**Supplied data:**

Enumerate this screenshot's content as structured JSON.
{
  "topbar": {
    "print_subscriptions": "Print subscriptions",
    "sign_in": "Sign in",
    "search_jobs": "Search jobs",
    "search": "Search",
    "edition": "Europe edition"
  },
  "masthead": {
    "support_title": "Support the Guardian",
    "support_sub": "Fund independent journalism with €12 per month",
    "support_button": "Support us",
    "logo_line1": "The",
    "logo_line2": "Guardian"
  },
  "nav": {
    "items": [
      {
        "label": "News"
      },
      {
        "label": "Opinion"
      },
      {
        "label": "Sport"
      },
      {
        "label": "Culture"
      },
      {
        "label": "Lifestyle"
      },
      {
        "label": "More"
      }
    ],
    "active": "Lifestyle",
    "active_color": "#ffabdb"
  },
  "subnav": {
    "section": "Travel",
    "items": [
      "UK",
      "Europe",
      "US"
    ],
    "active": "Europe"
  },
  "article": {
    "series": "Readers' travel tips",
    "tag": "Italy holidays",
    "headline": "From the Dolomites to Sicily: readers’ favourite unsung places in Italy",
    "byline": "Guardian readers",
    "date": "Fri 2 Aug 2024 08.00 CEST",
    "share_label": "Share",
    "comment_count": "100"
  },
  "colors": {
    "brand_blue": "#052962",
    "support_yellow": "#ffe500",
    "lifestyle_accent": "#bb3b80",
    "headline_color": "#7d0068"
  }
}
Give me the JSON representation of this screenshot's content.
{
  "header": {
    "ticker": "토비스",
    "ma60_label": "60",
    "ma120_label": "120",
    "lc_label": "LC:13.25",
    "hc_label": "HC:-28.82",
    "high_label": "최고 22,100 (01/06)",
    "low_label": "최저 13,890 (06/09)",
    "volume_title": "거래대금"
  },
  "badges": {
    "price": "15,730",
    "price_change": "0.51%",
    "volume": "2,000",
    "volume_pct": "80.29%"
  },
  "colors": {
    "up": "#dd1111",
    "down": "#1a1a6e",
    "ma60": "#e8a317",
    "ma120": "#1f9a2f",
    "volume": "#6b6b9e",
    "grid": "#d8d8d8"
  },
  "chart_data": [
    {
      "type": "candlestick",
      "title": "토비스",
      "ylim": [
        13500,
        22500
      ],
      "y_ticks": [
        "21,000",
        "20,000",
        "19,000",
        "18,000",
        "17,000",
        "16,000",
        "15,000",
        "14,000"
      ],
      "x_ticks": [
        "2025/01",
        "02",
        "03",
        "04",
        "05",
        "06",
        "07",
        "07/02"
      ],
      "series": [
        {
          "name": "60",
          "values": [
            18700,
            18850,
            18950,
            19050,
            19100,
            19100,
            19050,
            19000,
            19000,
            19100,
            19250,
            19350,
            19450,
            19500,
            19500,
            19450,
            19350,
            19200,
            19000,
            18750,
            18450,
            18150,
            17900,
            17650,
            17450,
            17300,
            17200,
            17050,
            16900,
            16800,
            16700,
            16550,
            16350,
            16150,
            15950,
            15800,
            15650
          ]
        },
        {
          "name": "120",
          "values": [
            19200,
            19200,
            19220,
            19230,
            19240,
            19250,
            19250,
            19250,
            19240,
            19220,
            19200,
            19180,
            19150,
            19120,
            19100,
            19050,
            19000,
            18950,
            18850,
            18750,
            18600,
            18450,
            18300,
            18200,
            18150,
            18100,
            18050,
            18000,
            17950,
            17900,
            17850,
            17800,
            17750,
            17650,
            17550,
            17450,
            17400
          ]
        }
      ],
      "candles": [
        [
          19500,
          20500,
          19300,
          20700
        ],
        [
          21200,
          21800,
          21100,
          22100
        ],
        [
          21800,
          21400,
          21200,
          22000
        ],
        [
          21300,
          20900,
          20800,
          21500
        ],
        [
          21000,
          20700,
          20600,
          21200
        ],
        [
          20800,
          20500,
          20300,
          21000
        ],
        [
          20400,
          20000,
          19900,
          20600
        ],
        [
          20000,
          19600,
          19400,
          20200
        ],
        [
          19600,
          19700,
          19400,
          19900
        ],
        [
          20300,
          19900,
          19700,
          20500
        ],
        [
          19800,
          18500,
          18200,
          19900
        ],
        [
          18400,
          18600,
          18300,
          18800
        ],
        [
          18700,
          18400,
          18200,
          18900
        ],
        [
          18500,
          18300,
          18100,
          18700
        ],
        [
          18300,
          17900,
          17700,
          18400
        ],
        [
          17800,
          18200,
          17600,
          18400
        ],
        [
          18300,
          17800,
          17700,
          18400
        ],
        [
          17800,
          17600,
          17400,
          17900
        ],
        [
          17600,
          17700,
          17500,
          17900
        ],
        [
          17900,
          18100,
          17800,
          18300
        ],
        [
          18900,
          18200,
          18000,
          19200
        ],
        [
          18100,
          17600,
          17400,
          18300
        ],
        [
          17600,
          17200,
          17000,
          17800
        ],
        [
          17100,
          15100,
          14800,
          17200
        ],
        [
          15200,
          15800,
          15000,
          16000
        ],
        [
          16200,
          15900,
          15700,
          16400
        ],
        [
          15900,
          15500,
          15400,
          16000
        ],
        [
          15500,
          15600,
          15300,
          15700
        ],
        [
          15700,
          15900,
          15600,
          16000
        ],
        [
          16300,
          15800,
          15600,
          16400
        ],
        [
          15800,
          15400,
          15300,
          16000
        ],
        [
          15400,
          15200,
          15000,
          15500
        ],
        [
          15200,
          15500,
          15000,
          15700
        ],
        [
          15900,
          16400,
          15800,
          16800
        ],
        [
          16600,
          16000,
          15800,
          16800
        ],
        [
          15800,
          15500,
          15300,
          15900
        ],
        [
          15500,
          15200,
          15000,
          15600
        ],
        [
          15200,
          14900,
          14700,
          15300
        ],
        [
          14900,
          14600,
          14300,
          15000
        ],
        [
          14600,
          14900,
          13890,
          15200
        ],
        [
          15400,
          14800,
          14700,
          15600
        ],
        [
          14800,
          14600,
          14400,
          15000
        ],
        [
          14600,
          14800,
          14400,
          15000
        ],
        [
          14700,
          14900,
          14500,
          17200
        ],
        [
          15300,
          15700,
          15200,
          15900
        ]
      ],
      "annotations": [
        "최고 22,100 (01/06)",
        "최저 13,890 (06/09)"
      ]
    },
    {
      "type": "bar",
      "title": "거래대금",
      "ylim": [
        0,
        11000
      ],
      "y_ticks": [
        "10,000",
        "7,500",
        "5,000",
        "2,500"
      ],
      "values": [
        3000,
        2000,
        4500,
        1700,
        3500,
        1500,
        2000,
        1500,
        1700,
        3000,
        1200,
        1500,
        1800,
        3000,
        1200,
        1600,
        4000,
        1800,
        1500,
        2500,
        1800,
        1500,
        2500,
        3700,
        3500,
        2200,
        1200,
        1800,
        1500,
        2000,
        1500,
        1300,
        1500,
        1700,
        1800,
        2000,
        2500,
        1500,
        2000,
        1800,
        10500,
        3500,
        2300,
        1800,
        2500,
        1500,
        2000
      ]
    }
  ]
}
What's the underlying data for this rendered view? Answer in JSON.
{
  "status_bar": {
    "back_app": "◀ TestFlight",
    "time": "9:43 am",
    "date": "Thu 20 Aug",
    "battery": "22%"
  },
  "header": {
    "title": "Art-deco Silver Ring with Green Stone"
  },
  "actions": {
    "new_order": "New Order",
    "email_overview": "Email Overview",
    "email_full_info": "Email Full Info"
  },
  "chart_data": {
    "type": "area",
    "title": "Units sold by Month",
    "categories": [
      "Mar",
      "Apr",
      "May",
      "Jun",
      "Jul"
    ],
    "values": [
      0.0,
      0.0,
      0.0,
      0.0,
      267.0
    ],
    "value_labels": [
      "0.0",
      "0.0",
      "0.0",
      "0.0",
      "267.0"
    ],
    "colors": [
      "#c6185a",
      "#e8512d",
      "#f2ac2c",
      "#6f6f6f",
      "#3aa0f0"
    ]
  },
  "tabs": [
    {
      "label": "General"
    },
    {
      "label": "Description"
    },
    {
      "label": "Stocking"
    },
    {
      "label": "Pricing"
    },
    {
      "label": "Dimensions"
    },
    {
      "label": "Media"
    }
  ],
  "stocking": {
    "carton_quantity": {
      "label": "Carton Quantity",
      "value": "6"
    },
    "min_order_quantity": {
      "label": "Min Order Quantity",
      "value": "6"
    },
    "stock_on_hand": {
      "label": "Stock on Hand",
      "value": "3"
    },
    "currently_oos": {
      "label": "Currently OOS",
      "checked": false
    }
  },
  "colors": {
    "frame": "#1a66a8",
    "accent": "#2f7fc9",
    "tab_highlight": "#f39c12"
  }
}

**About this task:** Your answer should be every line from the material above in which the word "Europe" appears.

**Task output:**
    "edition": "Europe edition"
      "Europe",
    "active": "Europe"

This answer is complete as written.